It takes complicated math and amazing feats of technical engineering to get astronauts into space, but more than just rocket science goes into keeping the astronauts alive and healthy on the International Space Station. Maintaining a healthy diet of food that maintains its nutritious value in microgravity is also important, and it helps if the food tastes good too!
To add variety to their healthy diet, NASA’s HUNCH program, which stands for High school students United with NASA to Create Hardware, created a culinary competition five years ago to involve high school students in the creation of new recipes to feed the astronauts on the station. The program also shows students that a wide range of skills are needed for space travel. These skills not only include the standard engineering, science and math that make up STEM programs but also includes food science, space physiology and nutrition as part of these STEM areas. The culinary program has grown to be one of the most popular student initiatives that HUNCH offers.
“It started small,” said Bob Zeek, who co-founded HUNCH and is project resource manager at NASA’s Marshall Space Flight Center. “We had seven schools the first year.”
Now 54 schools competed in the culinary competition this year. The competition happens in two stages–a regional competition and a final cook-off that takes place at NASA’s Johnson Space Center (JSC) in Houston to be judged there by JSC Food Lab personnel, astronauts, and representatives from the space station program office. The students are judged on a final technical paper, a two-minute video, and their entrée—based on the sensory evaluation sheet that focuses on texture, taste, smell, and appearance. The recipe must meet the nutritional content the JSC food lab outlines and must process well for the microgravity environment of spaceflight. Schools compete within their regions, and the top 10 teams are chosen to make the trip to finals.

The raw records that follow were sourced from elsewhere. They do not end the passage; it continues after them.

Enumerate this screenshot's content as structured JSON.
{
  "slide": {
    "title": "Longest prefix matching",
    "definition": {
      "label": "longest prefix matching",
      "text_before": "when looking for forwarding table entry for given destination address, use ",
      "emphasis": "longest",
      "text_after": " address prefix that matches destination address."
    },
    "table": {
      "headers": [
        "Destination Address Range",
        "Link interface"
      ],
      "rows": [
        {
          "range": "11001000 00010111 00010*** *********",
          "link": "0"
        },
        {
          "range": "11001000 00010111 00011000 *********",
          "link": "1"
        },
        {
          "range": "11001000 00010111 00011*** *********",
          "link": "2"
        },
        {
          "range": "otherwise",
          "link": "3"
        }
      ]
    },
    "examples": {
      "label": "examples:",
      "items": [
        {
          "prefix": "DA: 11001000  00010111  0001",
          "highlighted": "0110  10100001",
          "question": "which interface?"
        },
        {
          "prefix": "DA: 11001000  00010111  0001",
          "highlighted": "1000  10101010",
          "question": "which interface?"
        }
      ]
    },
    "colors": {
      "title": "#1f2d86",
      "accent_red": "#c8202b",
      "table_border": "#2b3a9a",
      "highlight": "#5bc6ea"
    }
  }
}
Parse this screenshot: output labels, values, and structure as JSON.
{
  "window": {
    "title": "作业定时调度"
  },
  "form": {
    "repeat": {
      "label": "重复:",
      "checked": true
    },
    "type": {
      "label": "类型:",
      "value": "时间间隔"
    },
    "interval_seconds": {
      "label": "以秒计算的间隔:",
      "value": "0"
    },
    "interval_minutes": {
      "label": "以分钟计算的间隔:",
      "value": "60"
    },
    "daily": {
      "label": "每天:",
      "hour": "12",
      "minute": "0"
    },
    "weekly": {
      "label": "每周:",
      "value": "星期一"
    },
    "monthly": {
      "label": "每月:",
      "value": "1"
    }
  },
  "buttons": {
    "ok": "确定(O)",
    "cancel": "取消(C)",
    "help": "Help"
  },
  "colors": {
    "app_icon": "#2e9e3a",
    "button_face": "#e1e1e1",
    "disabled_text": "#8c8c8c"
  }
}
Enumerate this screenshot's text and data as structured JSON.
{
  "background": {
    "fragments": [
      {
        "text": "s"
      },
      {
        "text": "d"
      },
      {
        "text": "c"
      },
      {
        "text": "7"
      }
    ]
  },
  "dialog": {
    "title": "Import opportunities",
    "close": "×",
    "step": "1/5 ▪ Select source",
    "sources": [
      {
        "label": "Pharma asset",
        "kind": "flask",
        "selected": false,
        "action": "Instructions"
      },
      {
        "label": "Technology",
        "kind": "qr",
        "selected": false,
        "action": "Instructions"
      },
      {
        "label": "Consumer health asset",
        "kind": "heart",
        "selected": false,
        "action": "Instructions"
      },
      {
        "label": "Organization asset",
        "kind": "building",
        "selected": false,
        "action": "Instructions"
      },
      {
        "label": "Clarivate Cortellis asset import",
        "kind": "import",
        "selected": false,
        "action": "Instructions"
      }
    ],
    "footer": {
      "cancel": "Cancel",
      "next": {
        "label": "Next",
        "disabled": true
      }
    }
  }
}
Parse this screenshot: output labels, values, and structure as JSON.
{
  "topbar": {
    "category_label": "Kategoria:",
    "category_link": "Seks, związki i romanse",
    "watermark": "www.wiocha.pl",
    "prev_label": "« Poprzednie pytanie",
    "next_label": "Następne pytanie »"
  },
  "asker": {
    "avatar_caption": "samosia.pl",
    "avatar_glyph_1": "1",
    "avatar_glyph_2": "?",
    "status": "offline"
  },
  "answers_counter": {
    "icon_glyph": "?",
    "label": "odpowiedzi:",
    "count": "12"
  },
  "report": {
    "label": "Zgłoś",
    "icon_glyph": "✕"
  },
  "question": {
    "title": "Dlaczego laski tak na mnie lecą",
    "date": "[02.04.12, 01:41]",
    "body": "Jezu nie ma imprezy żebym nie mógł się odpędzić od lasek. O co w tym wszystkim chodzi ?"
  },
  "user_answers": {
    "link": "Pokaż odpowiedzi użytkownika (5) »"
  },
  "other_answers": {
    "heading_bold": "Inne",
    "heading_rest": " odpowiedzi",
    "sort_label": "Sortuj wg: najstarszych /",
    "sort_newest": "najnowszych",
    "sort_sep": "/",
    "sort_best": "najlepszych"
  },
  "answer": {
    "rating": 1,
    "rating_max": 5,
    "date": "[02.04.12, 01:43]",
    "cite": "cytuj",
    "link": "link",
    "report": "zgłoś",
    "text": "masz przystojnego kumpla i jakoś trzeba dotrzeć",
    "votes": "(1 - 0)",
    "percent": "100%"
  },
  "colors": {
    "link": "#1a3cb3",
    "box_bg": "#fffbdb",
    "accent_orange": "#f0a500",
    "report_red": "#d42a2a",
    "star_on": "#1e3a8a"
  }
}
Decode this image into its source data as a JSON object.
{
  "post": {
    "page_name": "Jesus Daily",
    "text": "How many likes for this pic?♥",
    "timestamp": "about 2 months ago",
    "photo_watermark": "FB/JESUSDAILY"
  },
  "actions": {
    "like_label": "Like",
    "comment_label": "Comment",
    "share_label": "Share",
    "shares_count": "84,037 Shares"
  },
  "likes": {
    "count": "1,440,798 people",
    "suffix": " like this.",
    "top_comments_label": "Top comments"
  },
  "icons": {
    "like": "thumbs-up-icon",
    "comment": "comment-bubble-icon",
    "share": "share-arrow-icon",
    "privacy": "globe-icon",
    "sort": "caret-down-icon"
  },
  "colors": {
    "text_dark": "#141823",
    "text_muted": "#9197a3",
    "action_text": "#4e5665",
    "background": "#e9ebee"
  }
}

The final competition happened differently this year due to the spread of the coronavirus pandemic in the U.S. between regionals and finals, leaving the competitors to make several adjustments to their original plans. To follow CDC requirements, student finalists were not able to participate together, which forced them to adapt to new requirements, such as a greater emphasis put on their video and final paper.
A team from Hewitt-Trussville High School in Birmingham, Alabama – students Madeline Curd, Lucy Prince, Kailey Love, Abigail Mitchell, led by chef Anna Hallman – overcame these unique circumstances to win the competition. The theme for this year’s HUNCH competition was ethnic dishes, and their winning recipe was Moroccan chicken tagine.
“We thought Moroccan food would be a really good choice because a lot of people haven’t had Moroccan food,” said team member Kailey Love. “We had a good feeling from the beginning.”
The Hewitt-Trussville team competed in regionals that took place in February at the U.S. Space and Rocket Center in Huntsville, Alabama, to make it into the top 10 teams.
This year, HUNCH culinary program manager Allison Westover gained new partnerships with the American Culinary Federation and Sullivan University in Kentucky. Both partners are offering substantial scholarships and funds to the qualifying teams. Each of the students from the top 10 teams receive a $12,000 scholarship to Sullivan University. All the students on the winning team receive full-tuition, all academic fees paid scholarships to Sullivan University, and the culinary or science program at their high school also receives a $2,000 prize from the American Culinary Federation. Winning the competition can be an exciting outcome for the students involved, and the whole competition benefits NASA as well.
Feeding the NASA astronauts can be a big task, and strict nutritional guidelines must be followed. These are two of the many reasons the HUNCH program is so important.
“We appreciate what they do because we actually get a tangible product,” said Zeek. Astronauts on the Station have enjoyed past winning dishes such as orange-blueberry croissant casserole and a harvest hash.
The JSC Food Lab processes the winning dish and sends it to the station for astronauts there to enjoy. That outcome was team member Lucy Prince’s favorite part of the competition, “It was a cool experience overall, to know that the food we made is for NASA and could end up going to space.”
HUNCH’s goal is to empower and inspire students through a project-based learning program and by providing opportunities to students to play an active role in the space program. It started in 2003 with two schools in Alabama and one in Houston. Now, 277 schools in 44 states participate in six focus areas — design and prototyping, software, hardware, sewn flight articles, video and media, and culinary arts. The program has produced more than 600 items for flight or training for the space station program — representing approximately 20,000 individual flight parts — with nearly 500 parts flown to the space station or delivered for flight. More information is available on the NASA HUNCH website and NASA HUNCH Culinary Challenge website.